What is needed:
Return the records below exactly, leaving nothing out.

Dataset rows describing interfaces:
━━━━

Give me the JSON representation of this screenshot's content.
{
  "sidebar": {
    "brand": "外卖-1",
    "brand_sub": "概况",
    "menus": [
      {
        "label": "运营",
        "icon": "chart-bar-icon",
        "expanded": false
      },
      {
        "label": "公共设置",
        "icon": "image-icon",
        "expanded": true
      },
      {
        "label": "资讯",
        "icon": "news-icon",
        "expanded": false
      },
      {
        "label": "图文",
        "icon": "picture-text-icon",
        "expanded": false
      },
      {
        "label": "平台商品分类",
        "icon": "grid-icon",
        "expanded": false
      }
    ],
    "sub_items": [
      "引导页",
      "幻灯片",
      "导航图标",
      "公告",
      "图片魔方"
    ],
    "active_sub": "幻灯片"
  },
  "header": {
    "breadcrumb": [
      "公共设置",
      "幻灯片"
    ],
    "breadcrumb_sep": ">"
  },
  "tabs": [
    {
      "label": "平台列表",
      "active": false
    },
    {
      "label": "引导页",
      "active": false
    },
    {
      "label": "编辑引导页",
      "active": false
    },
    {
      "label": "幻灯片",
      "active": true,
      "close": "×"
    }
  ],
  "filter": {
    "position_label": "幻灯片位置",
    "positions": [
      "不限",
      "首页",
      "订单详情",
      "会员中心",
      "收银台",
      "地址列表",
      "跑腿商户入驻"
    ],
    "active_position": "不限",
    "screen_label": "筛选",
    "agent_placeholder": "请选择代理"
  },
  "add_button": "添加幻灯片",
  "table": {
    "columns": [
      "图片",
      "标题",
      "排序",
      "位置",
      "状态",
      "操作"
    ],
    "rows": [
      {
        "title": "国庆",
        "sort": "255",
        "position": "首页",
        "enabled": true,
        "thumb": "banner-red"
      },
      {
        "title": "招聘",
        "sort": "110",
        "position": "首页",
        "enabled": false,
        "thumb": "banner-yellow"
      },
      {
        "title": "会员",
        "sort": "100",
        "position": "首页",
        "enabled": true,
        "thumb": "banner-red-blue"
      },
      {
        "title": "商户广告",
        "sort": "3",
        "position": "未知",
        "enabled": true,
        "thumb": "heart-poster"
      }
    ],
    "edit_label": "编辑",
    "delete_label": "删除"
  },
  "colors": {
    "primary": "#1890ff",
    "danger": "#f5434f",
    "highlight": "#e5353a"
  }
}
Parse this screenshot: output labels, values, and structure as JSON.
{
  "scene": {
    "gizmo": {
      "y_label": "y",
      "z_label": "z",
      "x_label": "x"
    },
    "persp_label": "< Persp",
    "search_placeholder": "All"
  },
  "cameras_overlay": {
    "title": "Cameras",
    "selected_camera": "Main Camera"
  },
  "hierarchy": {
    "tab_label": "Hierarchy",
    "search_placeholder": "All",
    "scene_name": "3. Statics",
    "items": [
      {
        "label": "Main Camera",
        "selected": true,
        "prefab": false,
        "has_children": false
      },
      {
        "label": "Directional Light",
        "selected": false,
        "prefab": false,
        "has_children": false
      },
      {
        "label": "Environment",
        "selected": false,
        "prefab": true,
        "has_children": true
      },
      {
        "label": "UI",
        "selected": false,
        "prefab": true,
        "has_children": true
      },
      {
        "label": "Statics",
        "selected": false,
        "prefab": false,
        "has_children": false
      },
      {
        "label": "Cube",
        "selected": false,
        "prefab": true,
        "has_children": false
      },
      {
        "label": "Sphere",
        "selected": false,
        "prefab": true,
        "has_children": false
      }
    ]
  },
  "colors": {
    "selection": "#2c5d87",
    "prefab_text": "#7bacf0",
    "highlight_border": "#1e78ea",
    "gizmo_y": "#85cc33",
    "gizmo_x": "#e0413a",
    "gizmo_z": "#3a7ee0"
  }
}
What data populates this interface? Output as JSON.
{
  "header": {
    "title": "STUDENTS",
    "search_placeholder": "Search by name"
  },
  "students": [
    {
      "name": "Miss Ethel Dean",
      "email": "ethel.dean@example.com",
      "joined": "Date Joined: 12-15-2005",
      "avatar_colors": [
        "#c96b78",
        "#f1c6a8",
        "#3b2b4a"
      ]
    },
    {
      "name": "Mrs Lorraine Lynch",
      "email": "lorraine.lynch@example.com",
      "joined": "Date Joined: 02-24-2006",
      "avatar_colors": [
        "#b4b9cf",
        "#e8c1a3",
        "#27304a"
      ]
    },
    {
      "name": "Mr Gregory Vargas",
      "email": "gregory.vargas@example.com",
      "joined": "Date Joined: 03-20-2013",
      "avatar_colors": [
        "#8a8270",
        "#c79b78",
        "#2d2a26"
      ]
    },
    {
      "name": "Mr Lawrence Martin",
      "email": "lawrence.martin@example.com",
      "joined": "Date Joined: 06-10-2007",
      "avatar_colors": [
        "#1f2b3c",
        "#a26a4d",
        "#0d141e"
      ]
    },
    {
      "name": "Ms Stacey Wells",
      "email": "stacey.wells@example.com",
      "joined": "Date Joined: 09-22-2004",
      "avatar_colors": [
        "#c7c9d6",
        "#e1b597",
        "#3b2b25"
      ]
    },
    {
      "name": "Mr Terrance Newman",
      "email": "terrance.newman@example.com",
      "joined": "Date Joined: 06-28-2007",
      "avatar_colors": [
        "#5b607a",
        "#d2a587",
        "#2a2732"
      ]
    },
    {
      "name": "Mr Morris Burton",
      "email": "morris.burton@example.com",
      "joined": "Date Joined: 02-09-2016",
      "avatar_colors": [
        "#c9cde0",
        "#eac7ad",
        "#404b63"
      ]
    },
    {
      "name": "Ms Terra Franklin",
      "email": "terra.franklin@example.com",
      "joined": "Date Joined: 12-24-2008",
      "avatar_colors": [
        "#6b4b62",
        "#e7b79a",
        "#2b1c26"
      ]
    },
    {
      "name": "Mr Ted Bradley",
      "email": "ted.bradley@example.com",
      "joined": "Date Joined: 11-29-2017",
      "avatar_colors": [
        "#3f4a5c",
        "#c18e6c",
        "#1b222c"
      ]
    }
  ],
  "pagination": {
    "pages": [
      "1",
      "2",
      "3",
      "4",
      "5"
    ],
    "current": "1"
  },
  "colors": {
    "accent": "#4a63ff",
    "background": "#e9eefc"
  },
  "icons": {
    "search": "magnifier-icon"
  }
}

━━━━

Expected answer:
Give me the JSON representation of this screenshot's content.
{
  "sidebar": {
    "brand": "外卖-1",
    "brand_sub": "概况",
    "menus": [
      {
        "label": "运营",
        "icon": "chart-bar-icon",
        "expanded": false
      },
      {
        "label": "公共设置",
        "icon": "image-icon",
        "expanded": true
      },
      {
        "label": "资讯",
        "icon": "news-icon",
        "expanded": false
      },
      {
        "label": "图文",
        "icon": "picture-text-icon",
        "expanded": false
      },
      {
        "label": "平台商品分类",
        "icon": "grid-icon",
        "expanded": false
      }
    ],
    "sub_items": [
      "引导页",
      "幻灯片",
      "导航图标",
      "公告",
      "图片魔方"
    ],
    "active_sub": "幻灯片"
  },
  "header": {
    "breadcrumb": [
      "公共设置",
      "幻灯片"
    ],
    "breadcrumb_sep": ">"
  },
  "tabs": [
    {
      "label": "平台列表",
      "active": false
    },
    {
      "label": "引导页",
      "active": false
    },
    {
      "label": "编辑引导页",
      "active": false
    },
    {
      "label": "幻灯片",
      "active": true,
      "close": "×"
    }
  ],
  "filter": {
    "position_label": "幻灯片位置",
    "positions": [
      "不限",
      "首页",
      "订单详情",
      "会员中心",
      "收银台",
      "地址列表",
      "跑腿商户入驻"
    ],
    "active_position": "不限",
    "screen_label": "筛选",
    "agent_placeholder": "请选择代理"
  },
  "add_button": "添加幻灯片",
  "table": {
    "columns": [
      "图片",
      "标题",
      "排序",
      "位置",
      "状态",
      "操作"
    ],
    "rows": [
      {
        "title": "国庆",
        "sort": "255",
        "position": "首页",
        "enabled": true,
        "thumb": "banner-red"
      },
      {
        "title": "招聘",
        "sort": "110",
        "position": "首页",
        "enabled": false,
        "thumb": "banner-yellow"
      },
      {
        "title": "会员",
        "sort": "100",
        "position": "首页",
        "enabled": true,
        "thumb": "banner-red-blue"
      },
      {
        "title": "商户广告",
        "sort": "3",
        "position": "未知",
        "enabled": true,
        "thumb": "heart-poster"
      }
    ],
    "edit_label": "编辑",
    "delete_label": "删除"
  },
  "colors": {
    "primary": "#1890ff",
    "danger": "#f5434f",
    "highlight": "#e5353a"
  }
}
Parse this screenshot: output labels, values, and structure as JSON.
{
  "scene": {
    "gizmo": {
      "y_label": "y",
      "z_label": "z",
      "x_label": "x"
    },
    "persp_label": "< Persp",
    "search_placeholder": "All"
  },
  "cameras_overlay": {
    "title": "Cameras",
    "selected_camera": "Main Camera"
  },
  "hierarchy": {
    "tab_label": "Hierarchy",
    "search_placeholder": "All",
    "scene_name": "3. Statics",
    "items": [
      {
        "label": "Main Camera",
        "selected": true,
        "prefab": false,
        "has_children": false
      },
      {
        "label": "Directional Light",
        "selected": false,
        "prefab": false,
        "has_children": false
      },
      {
        "label": "Environment",
        "selected": false,
        "prefab": true,
        "has_children": true
      },
      {
        "label": "UI",
        "selected": false,
        "prefab": true,
        "has_children": true
      },
      {
        "label": "Statics",
        "selected": false,
        "prefab": false,
        "has_children": false
      },
      {
        "label": "Cube",
        "selected": false,
        "prefab": true,
        "has_children": false
      },
      {
        "label": "Sphere",
        "selected": false,
        "prefab": true,
        "has_children": false
      }
    ]
  },
  "colors": {
    "selection": "#2c5d87",
    "prefab_text": "#7bacf0",
    "highlight_border": "#1e78ea",
    "gizmo_y": "#85cc33",
    "gizmo_x": "#e0413a",
    "gizmo_z": "#3a7ee0"
  }
}
What data populates this interface? Output as JSON.
{
  "header": {
    "title": "STUDENTS",
    "search_placeholder": "Search by name"
  },
  "students": [
    {
      "name": "Miss Ethel Dean",
      "email": "ethel.dean@example.com",
      "joined": "Date Joined: 12-15-2005",
      "avatar_colors": [
        "#c96b78",
        "#f1c6a8",
        "#3b2b4a"
      ]
    },
    {
      "name": "Mrs Lorraine Lynch",
      "email": "lorraine.lynch@example.com",
      "joined": "Date Joined: 02-24-2006",
      "avatar_colors": [
        "#b4b9cf",
        "#e8c1a3",
        "#27304a"
      ]
    },
    {
      "name": "Mr Gregory Vargas",
      "email": "gregory.vargas@example.com",
      "joined": "Date Joined: 03-20-2013",
      "avatar_colors": [
        "#8a8270",
        "#c79b78",
        "#2d2a26"
      ]
    },
    {
      "name": "Mr Lawrence Martin",
      "email": "lawrence.martin@example.com",
      "joined": "Date Joined: 06-10-2007",
      "avatar_colors": [
        "#1f2b3c",
        "#a26a4d",
        "#0d141e"
      ]
    },
    {
      "name": "Ms Stacey Wells",
      "email": "stacey.wells@example.com",
      "joined": "Date Joined: 09-22-2004",
      "avatar_colors": [
        "#c7c9d6",
        "#e1b597",
        "#3b2b25"
      ]
    },
    {
      "name": "Mr Terrance Newman",
      "email": "terrance.newman@example.com",
      "joined": "Date Joined: 06-28-2007",
      "avatar_colors": [
        "#5b607a",
        "#d2a587",
        "#2a2732"
      ]
    },
    {
      "name": "Mr Morris Burton",
      "email": "morris.burton@example.com",
      "joined": "Date Joined: 02-09-2016",
      "avatar_colors": [
        "#c9cde0",
        "#eac7ad",
        "#404b63"
      ]
    },
    {
      "name": "Ms Terra Franklin",
      "email": "terra.franklin@example.com",
      "joined": "Date Joined: 12-24-2008",
      "avatar_colors": [
        "#6b4b62",
        "#e7b79a",
        "#2b1c26"
      ]
    },
    {
      "name": "Mr Ted Bradley",
      "email": "ted.bradley@example.com",
      "joined": "Date Joined: 11-29-2017",
      "avatar_colors": [
        "#3f4a5c",
        "#c18e6c",
        "#1b222c"
      ]
    }
  ],
  "pagination": {
    "pages": [
      "1",
      "2",
      "3",
      "4",
      "5"
    ],
    "current": "1"
  },
  "colors": {
    "accent": "#4a63ff",
    "background": "#e9eefc"
  },
  "icons": {
    "search": "magnifier-icon"
  }
}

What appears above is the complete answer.